a-very-british-scandal:-when-tatler-met-the-duke-and-duchess-of-argyll-at-home-at-inveraray-castle

a-very-british-scandal:-when-tatler-met-the-duke-and-duchess-of-argyll-at-home-at-inveraray-castle

Late one September morning a small boat holding a party of 16 adults and nine children slipped quietly out of Loch Fyne and headed out to sea and into the Sound of Bute. It approached a battleship; the party boarded. The gathering was for the christening of Lady Charlotte Campbell, the daughter of the Duke of Argyll, Hereditary Admiral of the Western Isles and Hereditary Master of the Royal Household of Scotland. The bridge was, suitably, the bridge of a ‘duke’ class frigate of the Royal Navy, HMS Argyll. And the godparents, two suitably grand Scotsmen, Lord Dalmeny and the Earl of Hopetoun. One would almost have expected Lord Darnley and Mary, Queen of Scots to have trotted onto the scene dancing a volta, except this was only a few months ago, and the Duchess – Eleanor – was slightly overtired from having finished unpacking an entire castle in time.

‘I unpacked the last box literally as the first guest arrived,’ she says plonking herself down in a drawing room at Inveraray, the 80-room fairytale castle she shares with her husband, Torquhil, the 13th Duke of Argyll. She is tall and striking and has a bouncy, deep, plummy voice. He is slight and fine-featured (he’s 41; she’s 36), the youngest of the 24 British Dukes and captain of the Scottish elephant polo team. It is no mean feat to rewire, replumb, redecorate and heat a castle which was started in 1745 and took 60 years to complete. ‘My parents had a fire in 1975, the roof burnt off, and there was a lot of damage,’ says Torquhil. ‘They put it back together but it was so expensive they didn’t get the opportunity to put the frills on. One of them was central heating.’ Two kitchens, 12 bathrooms and 109 radiators later, the Argylls have just had their first Christmas with heating, broadband and Sky TV.
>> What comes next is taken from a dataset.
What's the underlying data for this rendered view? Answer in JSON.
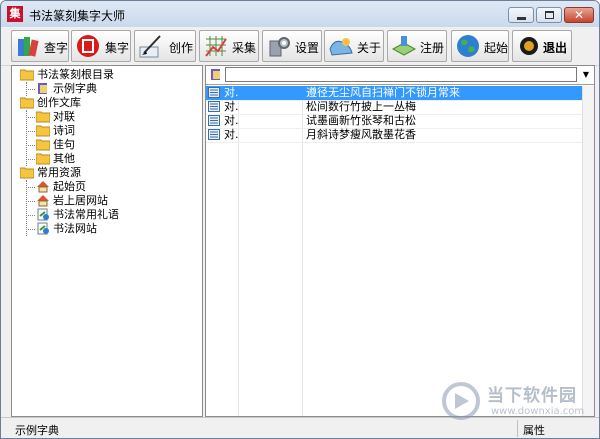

And what a place to spend Christmas. Though Robbie Burns had a point: ‘Whoe’er he be that sojourns here/I pity much his case, Unless he comes to wait upon/The Lord their God, His Grace/There’s naething here but Highland pride/And Highland scab and hunger/If Providence has sent me here/’Twas surely in his anger.’ It’s a rugged area which really is all about His Grace’s castle at Inveraray – an A-list stately. In the Armoury Hall one wanders past the skullcap that Torquhil’s great-great-great-great-great-great-great great-great-grandfather wore for his post-Restoration execution. It’s got a dose of royal magic: the 9th Duke’s duchess was Princess Louise, one of Queen Victoria’s daughters. And it’s got a whiff of fabulous 20th-century sex scandal: it was once the home of Margaret, Duchess of Argyll, whose four-year divorce case scandalised the country in the Sixties. She went from most famous deb of her era – an era when debs were the supermodels of the day – to infamous nymphomaniac. There was the ‘Headless Man’ Polaroid evidence. There was the list of 88 men with whom the 11th Duke claimed she’d had affairs (Hollywood stars, three members of the royal family, and two government ministers). There were revelations of aristocratic sex games. She of course went on to be a Tatler columnist.